GOAL OF THE EXERCISE ::
The task calls for each line of the records below in which the word "icon" appears.

DATA SUPPLIED ::
****

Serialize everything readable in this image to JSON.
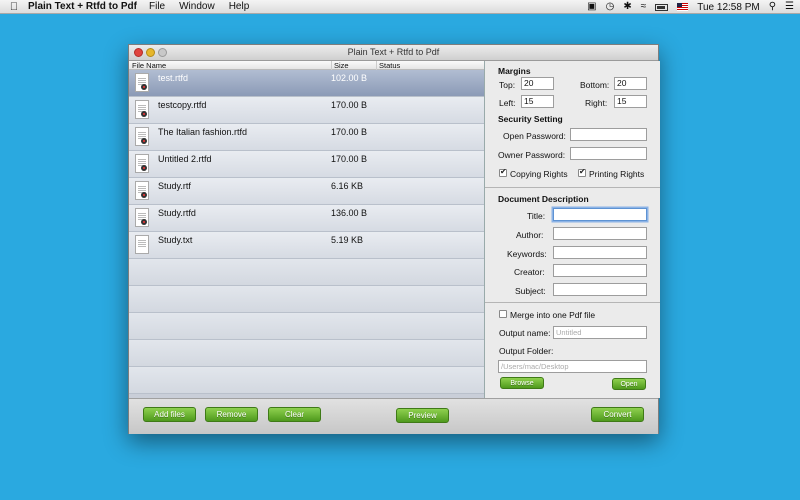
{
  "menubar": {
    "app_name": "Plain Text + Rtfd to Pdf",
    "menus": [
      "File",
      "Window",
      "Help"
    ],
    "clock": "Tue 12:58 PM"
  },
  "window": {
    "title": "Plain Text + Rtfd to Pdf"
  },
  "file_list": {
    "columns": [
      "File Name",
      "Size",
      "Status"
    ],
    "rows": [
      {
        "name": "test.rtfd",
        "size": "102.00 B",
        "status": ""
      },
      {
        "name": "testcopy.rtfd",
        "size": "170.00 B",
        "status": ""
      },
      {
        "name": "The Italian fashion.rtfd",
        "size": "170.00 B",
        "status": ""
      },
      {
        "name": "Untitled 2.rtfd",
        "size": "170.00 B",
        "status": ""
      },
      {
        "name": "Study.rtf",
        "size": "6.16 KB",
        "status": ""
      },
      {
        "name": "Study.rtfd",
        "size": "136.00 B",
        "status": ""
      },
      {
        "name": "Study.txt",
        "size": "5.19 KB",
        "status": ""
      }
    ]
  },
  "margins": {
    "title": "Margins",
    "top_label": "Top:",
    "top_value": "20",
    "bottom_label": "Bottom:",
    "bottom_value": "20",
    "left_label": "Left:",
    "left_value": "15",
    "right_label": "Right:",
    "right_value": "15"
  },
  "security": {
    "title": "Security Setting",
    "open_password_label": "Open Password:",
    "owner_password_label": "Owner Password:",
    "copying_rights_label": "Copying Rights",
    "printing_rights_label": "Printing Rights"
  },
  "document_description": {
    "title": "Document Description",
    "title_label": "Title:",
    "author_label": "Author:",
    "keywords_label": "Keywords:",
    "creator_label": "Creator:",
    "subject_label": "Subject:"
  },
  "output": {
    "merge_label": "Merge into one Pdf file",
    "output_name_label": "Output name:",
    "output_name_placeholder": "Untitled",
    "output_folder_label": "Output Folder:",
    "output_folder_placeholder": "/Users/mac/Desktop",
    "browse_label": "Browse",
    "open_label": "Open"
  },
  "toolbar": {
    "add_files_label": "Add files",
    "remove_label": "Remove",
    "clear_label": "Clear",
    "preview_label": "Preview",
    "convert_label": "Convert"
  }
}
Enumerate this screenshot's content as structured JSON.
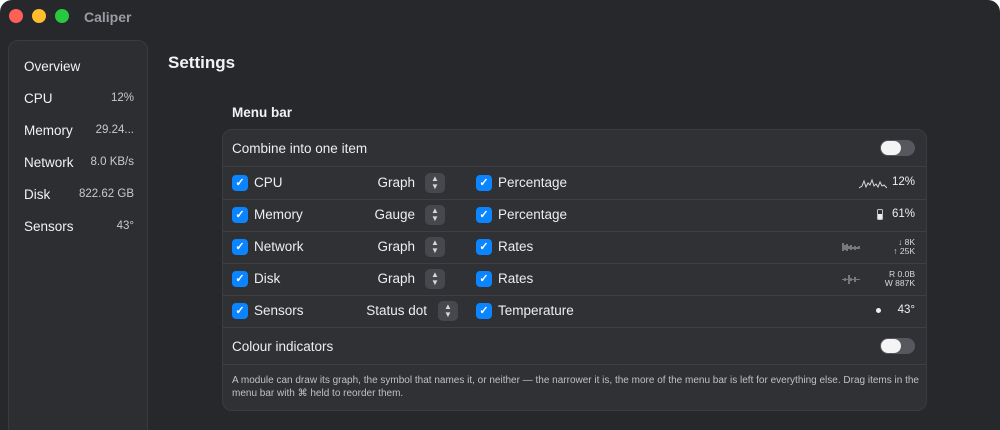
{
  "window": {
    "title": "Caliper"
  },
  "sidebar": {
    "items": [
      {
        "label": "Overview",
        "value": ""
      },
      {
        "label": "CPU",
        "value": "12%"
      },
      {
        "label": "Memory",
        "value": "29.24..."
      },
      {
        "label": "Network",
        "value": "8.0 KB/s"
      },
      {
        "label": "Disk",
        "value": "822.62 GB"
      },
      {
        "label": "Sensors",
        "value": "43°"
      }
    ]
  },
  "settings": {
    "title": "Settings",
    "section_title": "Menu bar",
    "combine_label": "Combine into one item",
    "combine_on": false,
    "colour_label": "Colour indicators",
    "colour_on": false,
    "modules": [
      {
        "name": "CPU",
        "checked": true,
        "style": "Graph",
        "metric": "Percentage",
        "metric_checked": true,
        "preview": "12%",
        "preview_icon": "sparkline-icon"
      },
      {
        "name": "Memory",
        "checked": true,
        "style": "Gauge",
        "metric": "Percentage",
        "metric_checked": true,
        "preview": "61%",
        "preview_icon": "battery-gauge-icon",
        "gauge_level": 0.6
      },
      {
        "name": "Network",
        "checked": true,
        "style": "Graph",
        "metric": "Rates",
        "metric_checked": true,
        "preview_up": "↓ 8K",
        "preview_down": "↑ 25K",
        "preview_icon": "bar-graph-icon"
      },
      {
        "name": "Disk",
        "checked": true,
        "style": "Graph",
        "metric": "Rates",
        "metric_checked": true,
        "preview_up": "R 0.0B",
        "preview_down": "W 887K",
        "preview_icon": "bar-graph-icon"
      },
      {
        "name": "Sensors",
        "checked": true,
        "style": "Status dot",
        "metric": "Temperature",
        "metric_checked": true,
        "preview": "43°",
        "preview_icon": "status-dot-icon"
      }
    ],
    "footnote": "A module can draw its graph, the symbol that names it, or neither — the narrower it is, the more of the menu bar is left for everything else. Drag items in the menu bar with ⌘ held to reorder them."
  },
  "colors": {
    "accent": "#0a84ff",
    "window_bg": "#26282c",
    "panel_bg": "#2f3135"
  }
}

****

ANSWER SECTION ::
        "preview_icon": "sparkline-icon"
        "preview_icon": "battery-gauge-icon",
        "preview_icon": "bar-graph-icon"
        "preview_icon": "bar-graph-icon"
        "preview_icon": "status-dot-icon"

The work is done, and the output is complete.